*MATERIAL FOR THIS TASK*:
..........
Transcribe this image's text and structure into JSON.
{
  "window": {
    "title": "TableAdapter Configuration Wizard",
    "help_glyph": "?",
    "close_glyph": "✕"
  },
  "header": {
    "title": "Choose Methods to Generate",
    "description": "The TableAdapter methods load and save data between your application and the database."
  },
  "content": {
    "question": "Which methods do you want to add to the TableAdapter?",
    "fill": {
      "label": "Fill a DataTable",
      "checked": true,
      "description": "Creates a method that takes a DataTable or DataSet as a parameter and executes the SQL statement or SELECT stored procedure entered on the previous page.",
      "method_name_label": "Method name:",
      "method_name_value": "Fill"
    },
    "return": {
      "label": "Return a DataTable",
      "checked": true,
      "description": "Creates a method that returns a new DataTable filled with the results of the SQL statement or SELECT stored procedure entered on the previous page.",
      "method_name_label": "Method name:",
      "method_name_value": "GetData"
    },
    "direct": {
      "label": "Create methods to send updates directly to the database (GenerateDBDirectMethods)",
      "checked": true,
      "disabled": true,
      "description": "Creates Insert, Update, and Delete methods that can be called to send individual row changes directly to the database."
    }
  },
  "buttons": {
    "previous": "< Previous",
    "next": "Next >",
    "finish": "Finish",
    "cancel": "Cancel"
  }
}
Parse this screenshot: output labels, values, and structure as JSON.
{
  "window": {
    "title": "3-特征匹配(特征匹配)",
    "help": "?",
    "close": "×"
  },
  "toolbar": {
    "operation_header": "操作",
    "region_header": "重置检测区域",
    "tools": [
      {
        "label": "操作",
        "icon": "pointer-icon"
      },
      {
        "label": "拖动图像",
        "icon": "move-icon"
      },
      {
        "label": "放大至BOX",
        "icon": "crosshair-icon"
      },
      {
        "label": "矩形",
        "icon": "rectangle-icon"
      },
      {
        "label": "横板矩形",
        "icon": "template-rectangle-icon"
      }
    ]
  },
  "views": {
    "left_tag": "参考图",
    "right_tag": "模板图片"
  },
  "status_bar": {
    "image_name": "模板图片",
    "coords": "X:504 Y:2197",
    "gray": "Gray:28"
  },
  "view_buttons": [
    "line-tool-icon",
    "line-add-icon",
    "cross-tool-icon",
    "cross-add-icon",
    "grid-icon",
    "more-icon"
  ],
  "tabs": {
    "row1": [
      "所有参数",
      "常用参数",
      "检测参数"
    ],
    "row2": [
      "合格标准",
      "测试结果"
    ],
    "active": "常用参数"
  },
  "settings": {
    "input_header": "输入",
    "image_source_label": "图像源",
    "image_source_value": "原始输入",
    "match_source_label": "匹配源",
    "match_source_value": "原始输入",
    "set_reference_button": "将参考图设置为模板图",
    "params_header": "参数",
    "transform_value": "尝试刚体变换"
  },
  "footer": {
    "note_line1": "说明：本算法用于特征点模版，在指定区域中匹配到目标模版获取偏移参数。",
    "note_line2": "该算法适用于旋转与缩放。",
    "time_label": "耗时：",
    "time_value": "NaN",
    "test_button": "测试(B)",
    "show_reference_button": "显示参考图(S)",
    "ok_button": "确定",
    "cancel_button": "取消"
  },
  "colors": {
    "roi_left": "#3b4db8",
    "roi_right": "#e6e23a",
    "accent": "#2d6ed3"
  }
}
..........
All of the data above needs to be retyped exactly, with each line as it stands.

Transcribe this image's text and structure into JSON.
{
  "window": {
    "title": "TableAdapter Configuration Wizard",
    "help_glyph": "?",
    "close_glyph": "✕"
  },
  "header": {
    "title": "Choose Methods to Generate",
    "description": "The TableAdapter methods load and save data between your application and the database."
  },
  "content": {
    "question": "Which methods do you want to add to the TableAdapter?",
    "fill": {
      "label": "Fill a DataTable",
      "checked": true,
      "description": "Creates a method that takes a DataTable or DataSet as a parameter and executes the SQL statement or SELECT stored procedure entered on the previous page.",
      "method_name_label": "Method name:",
      "method_name_value": "Fill"
    },
    "return": {
      "label": "Return a DataTable",
      "checked": true,
      "description": "Creates a method that returns a new DataTable filled with the results of the SQL statement or SELECT stored procedure entered on the previous page.",
      "method_name_label": "Method name:",
      "method_name_value": "GetData"
    },
    "direct": {
      "label": "Create methods to send updates directly to the database (GenerateDBDirectMethods)",
      "checked": true,
      "disabled": true,
      "description": "Creates Insert, Update, and Delete methods that can be called to send individual row changes directly to the database."
    }
  },
  "buttons": {
    "previous": "< Previous",
    "next": "Next >",
    "finish": "Finish",
    "cancel": "Cancel"
  }
}
Parse this screenshot: output labels, values, and structure as JSON.
{
  "window": {
    "title": "3-特征匹配(特征匹配)",
    "help": "?",
    "close": "×"
  },
  "toolbar": {
    "operation_header": "操作",
    "region_header": "重置检测区域",
    "tools": [
      {
        "label": "操作",
        "icon": "pointer-icon"
      },
      {
        "label": "拖动图像",
        "icon": "move-icon"
      },
      {
        "label": "放大至BOX",
        "icon": "crosshair-icon"
      },
      {
        "label": "矩形",
        "icon": "rectangle-icon"
      },
      {
        "label": "横板矩形",
        "icon": "template-rectangle-icon"
      }
    ]
  },
  "views": {
    "left_tag": "参考图",
    "right_tag": "模板图片"
  },
  "status_bar": {
    "image_name": "模板图片",
    "coords": "X:504 Y:2197",
    "gray": "Gray:28"
  },
  "view_buttons": [
    "line-tool-icon",
    "line-add-icon",
    "cross-tool-icon",
    "cross-add-icon",
    "grid-icon",
    "more-icon"
  ],
  "tabs": {
    "row1": [
      "所有参数",
      "常用参数",
      "检测参数"
    ],
    "row2": [
      "合格标准",
      "测试结果"
    ],
    "active": "常用参数"
  },
  "settings": {
    "input_header": "输入",
    "image_source_label": "图像源",
    "image_source_value": "原始输入",
    "match_source_label": "匹配源",
    "match_source_value": "原始输入",
    "set_reference_button": "将参考图设置为模板图",
    "params_header": "参数",
    "transform_value": "尝试刚体变换"
  },
  "footer": {
    "note_line1": "说明：本算法用于特征点模版，在指定区域中匹配到目标模版获取偏移参数。",
    "note_line2": "该算法适用于旋转与缩放。",
    "time_label": "耗时：",
    "time_value": "NaN",
    "test_button": "测试(B)",
    "show_reference_button": "显示参考图(S)",
    "ok_button": "确定",
    "cancel_button": "取消"
  },
  "colors": {
    "roi_left": "#3b4db8",
    "roi_right": "#e6e23a",
    "accent": "#2d6ed3"
  }
}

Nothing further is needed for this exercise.